movie synopsis example
movie synopsis example
Mr. Peter’s Connections (Play)
Henry IV, Part I
One thing to notice here is that, in the movie itself, the five kidnappers all have their own personalities. But here I had to cut all that and just focus on the leader. Tom is the main character here, and we need to see his journey over the three acts.
Soon after, Shaker arrives at Tom’s apartment to collect his $4 million reward. As Tom is writing the check, he notices his son in the next room urinate in fear (as the boy recognizes Shaker’s voice). Shaker knows the jig is up and threatens to kill everyone in the house, but Tom convinces him to go to the bank so the money can be wired. En route, Tom tips off police to the situation. Cops converge on Tom and Shaker outside the bank. Shaker panics and opens fire. A running shootout ensues, and Shaker is killed when both Tom and the police return fire on Shaker at the same time.

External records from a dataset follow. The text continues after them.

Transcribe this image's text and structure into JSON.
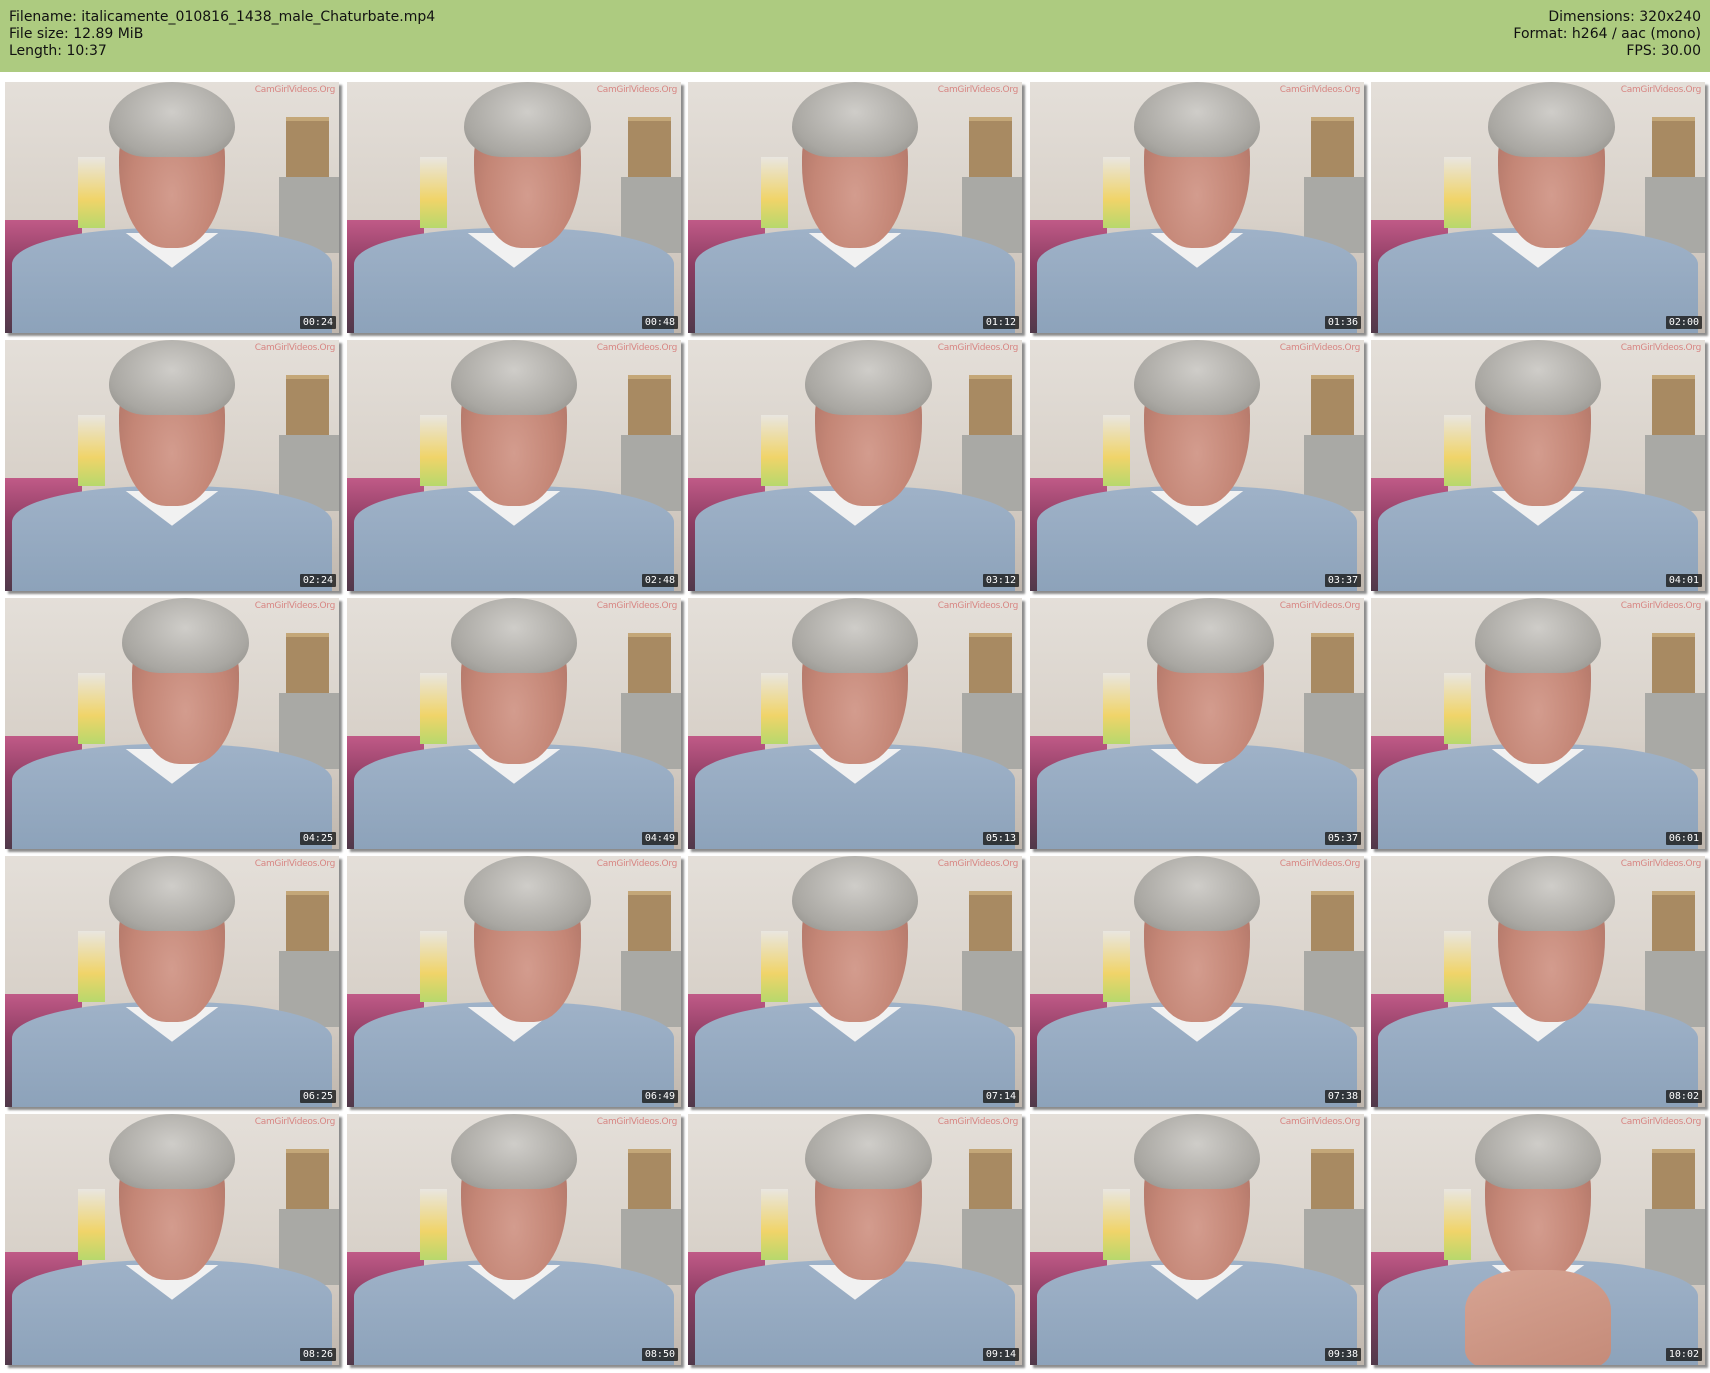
{
  "header": {
    "filename": "Filename: italicamente_010816_1438_male_Chaturbate.mp4",
    "filesize": "File size: 12.89 MiB",
    "length": "Length: 10:37",
    "dimensions": "Dimensions: 320x240",
    "format": "Format: h264 / aac (mono)",
    "fps": "FPS: 30.00"
  },
  "watermark": "CamGirlVideos.Org",
  "colors": {
    "header_bg": "#adcb80",
    "timestamp_bg": "#191919"
  },
  "thumbnails": [
    {
      "timestamp": "00:24"
    },
    {
      "timestamp": "00:48"
    },
    {
      "timestamp": "01:12"
    },
    {
      "timestamp": "01:36"
    },
    {
      "timestamp": "02:00"
    },
    {
      "timestamp": "02:24"
    },
    {
      "timestamp": "02:48"
    },
    {
      "timestamp": "03:12"
    },
    {
      "timestamp": "03:37"
    },
    {
      "timestamp": "04:01"
    },
    {
      "timestamp": "04:25"
    },
    {
      "timestamp": "04:49"
    },
    {
      "timestamp": "05:13"
    },
    {
      "timestamp": "05:37"
    },
    {
      "timestamp": "06:01"
    },
    {
      "timestamp": "06:25"
    },
    {
      "timestamp": "06:49"
    },
    {
      "timestamp": "07:14"
    },
    {
      "timestamp": "07:38"
    },
    {
      "timestamp": "08:02"
    },
    {
      "timestamp": "08:26"
    },
    {
      "timestamp": "08:50"
    },
    {
      "timestamp": "09:14"
    },
    {
      "timestamp": "09:38"
    },
    {
      "timestamp": "10:02"
    }
  ]
}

“TOM MULLEN is a rich businessman who made his fortune creating a successful airline company from scratch. While he and his family are in Central Park, his son, SEAN, is kidnapped. Tom and his wife KATE’s worst nightmares are confirmed when a kidnapper contacts them and demands a $2 million ransom. The Mullens call the FBI for help.

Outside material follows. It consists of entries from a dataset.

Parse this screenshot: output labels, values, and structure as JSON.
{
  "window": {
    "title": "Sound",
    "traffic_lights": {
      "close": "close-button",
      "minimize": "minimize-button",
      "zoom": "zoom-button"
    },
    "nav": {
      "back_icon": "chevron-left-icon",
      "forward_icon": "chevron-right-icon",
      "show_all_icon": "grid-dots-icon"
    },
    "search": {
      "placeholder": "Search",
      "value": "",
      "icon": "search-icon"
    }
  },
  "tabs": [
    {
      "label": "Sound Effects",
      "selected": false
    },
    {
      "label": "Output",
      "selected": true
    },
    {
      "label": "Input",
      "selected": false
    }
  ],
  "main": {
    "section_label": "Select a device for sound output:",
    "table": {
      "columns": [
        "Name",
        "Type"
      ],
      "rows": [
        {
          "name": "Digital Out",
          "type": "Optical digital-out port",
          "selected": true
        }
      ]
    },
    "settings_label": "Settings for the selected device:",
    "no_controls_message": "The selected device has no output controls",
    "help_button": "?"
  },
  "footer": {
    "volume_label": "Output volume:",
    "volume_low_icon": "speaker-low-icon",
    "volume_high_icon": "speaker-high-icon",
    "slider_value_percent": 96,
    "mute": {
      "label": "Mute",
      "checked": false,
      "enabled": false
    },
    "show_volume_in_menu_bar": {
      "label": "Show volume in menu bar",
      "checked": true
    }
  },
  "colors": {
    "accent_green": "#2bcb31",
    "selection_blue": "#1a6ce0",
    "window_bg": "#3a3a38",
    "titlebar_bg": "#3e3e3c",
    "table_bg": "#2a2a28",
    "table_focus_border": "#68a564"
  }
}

To make your life easier, I came up with this script synopsis template you can use when working on your material. You’ve probably read our article on the logline, but you might want to refresh yourself on skills like character development to make sure the beats we see in the synopsis in each act give us the emotional things to go along with plot and story.

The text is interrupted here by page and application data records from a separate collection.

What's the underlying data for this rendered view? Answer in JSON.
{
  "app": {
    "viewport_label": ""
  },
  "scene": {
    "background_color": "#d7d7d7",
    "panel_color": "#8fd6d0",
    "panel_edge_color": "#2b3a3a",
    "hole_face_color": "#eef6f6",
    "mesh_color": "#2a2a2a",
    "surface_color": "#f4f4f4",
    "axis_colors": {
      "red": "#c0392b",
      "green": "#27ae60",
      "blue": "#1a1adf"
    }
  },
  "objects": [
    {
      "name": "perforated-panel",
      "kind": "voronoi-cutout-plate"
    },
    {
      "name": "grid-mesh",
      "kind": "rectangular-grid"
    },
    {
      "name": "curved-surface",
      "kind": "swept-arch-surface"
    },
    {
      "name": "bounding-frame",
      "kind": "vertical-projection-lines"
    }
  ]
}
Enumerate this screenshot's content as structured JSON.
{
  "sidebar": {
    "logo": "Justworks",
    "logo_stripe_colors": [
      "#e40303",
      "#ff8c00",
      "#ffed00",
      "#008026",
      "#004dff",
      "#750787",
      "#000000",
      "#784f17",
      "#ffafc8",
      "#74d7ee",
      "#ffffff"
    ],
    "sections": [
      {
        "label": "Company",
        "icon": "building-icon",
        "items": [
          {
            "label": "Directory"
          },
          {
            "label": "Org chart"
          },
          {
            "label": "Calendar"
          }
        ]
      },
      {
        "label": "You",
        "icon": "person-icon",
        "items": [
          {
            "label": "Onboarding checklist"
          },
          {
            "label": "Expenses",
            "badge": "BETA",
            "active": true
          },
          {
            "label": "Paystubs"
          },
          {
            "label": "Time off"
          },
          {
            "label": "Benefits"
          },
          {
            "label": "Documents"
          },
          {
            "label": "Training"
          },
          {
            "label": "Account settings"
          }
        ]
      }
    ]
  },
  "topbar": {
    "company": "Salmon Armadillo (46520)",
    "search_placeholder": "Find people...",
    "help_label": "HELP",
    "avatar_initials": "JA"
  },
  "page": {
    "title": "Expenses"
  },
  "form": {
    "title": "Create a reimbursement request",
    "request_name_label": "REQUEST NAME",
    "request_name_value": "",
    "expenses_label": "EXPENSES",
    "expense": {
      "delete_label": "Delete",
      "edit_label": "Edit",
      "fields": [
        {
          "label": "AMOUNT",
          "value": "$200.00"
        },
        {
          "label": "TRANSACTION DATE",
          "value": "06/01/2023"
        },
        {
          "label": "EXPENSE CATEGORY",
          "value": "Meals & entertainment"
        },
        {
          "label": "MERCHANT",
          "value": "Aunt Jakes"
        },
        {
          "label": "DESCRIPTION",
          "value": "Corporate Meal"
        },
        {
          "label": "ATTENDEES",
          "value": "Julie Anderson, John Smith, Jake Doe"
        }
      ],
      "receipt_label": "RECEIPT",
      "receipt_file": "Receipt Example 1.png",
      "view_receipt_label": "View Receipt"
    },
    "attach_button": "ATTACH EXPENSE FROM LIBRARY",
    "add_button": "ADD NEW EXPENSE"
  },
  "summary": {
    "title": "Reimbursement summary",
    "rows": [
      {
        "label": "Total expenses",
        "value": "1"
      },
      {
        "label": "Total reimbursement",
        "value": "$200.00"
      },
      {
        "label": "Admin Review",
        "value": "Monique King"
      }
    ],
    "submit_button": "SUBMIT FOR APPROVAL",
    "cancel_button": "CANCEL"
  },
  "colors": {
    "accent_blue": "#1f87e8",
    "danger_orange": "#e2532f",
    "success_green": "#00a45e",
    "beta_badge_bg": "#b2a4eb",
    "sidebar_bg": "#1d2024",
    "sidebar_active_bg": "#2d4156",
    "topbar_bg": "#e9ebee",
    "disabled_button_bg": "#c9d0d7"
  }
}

A good logline explicitly tells us what the story is about, and what our protagonist is up against, in two sentences.
• It’s probably best to keep things as clean and simple as possible. This means avoiding Courier font, other fancy fonts or images of any kind.
The amount of detail and information revealed in a synopsis depends on its purpose. For instance, authors often need to provide a lengthy synopsis when proposing a book, article, or work to potential publishers or editors —in that case, a synopsis will include a full plot overview (which includes revealing the ending), signs of character progression, detailed explanation of theme and tone, and so on. This article will mainly focus on the short synopses you see every day on websites and other media outlets.
Giving the audience a written preview of a subject or storyline is a standard practice for TV producers. Before the series Gotham premiered, Warner Brothers released a detailed synopsis of exactly what the show would be about, which was particularly important because the audience would want to know how it would be placed amongst other Batman storylines. Here is a selection from its official synopsis: